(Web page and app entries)
=======

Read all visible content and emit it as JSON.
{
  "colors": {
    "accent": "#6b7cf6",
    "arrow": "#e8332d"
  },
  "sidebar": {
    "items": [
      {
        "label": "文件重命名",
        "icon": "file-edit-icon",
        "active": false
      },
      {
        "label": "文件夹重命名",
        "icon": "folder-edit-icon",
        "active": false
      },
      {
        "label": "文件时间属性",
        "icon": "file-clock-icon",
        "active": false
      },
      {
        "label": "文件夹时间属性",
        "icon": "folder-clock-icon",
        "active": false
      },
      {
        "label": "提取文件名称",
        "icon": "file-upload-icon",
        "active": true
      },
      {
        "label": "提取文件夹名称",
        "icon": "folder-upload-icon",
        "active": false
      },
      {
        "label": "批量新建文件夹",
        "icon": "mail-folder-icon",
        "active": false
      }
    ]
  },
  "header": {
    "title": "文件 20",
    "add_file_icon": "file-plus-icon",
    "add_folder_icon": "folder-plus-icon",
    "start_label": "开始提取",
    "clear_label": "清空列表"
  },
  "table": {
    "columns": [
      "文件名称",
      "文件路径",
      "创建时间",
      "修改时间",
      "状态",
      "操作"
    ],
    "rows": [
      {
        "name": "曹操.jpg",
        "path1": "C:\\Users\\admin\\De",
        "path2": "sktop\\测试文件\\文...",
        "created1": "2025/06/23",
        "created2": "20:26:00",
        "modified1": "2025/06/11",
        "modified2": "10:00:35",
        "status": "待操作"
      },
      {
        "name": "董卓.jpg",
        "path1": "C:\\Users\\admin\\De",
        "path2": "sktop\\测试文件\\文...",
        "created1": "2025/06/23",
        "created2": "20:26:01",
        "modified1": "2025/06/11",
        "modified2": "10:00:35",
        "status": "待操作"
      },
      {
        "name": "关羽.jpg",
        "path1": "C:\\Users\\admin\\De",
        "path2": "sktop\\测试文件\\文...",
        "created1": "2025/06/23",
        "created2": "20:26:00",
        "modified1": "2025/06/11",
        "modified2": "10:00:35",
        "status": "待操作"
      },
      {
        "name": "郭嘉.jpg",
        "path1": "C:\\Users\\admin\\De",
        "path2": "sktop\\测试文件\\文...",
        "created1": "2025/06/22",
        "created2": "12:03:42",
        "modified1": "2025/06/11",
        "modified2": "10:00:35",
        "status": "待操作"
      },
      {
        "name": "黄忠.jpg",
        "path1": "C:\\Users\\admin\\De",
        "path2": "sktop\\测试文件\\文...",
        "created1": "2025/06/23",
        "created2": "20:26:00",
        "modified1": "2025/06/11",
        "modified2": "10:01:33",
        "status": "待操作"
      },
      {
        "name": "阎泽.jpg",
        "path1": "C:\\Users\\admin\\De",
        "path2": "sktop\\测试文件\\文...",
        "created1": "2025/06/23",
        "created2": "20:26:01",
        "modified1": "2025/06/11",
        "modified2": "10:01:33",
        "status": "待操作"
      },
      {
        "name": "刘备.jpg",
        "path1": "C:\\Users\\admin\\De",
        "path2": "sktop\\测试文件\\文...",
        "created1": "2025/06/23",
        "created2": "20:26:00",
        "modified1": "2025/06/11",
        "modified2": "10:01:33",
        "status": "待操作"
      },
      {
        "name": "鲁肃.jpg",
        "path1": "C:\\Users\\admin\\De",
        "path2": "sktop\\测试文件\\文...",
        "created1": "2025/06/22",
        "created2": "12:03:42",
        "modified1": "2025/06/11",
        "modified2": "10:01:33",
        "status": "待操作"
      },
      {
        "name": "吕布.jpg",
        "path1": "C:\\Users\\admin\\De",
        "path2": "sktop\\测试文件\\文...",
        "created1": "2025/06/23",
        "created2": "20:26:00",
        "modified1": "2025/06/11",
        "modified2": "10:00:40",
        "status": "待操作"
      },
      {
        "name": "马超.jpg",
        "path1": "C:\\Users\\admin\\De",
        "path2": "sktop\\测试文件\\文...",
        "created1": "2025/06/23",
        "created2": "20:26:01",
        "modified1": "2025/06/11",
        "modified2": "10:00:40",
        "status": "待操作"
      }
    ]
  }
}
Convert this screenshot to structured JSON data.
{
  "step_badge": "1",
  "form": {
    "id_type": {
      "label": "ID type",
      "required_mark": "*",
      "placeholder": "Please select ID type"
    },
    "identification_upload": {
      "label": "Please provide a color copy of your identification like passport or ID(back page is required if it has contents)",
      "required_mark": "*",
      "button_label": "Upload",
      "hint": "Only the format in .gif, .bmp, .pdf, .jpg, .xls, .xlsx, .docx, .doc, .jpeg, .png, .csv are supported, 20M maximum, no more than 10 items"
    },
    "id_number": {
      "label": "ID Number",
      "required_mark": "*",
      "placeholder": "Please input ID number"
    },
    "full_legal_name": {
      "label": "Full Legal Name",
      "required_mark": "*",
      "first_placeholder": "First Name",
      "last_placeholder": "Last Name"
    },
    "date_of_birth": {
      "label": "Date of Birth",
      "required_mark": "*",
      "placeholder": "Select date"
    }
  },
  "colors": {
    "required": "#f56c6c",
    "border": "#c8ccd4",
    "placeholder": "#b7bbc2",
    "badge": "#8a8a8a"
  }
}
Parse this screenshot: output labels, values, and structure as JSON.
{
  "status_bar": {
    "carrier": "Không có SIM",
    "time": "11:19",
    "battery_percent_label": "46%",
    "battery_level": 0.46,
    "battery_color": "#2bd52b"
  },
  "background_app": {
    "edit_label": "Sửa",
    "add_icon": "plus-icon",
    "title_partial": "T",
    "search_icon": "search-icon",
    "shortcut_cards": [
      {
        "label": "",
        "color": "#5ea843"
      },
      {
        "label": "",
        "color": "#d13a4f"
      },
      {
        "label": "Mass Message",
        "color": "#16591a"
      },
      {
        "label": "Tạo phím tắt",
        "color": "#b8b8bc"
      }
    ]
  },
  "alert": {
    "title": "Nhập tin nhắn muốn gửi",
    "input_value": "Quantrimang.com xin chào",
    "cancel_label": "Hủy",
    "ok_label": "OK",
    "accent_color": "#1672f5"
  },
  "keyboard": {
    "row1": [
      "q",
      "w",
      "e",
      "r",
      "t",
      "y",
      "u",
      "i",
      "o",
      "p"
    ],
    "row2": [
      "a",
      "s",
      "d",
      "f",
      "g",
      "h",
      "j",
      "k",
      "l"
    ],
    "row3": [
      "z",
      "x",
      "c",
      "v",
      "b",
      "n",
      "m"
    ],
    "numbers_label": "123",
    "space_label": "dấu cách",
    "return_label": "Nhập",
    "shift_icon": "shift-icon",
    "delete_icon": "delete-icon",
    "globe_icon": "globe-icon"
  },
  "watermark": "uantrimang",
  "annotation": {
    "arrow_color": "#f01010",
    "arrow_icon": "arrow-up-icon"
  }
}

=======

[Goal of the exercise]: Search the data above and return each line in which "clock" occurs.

[Output of the task]:
        "icon": "file-clock-icon",
        "icon": "folder-clock-icon",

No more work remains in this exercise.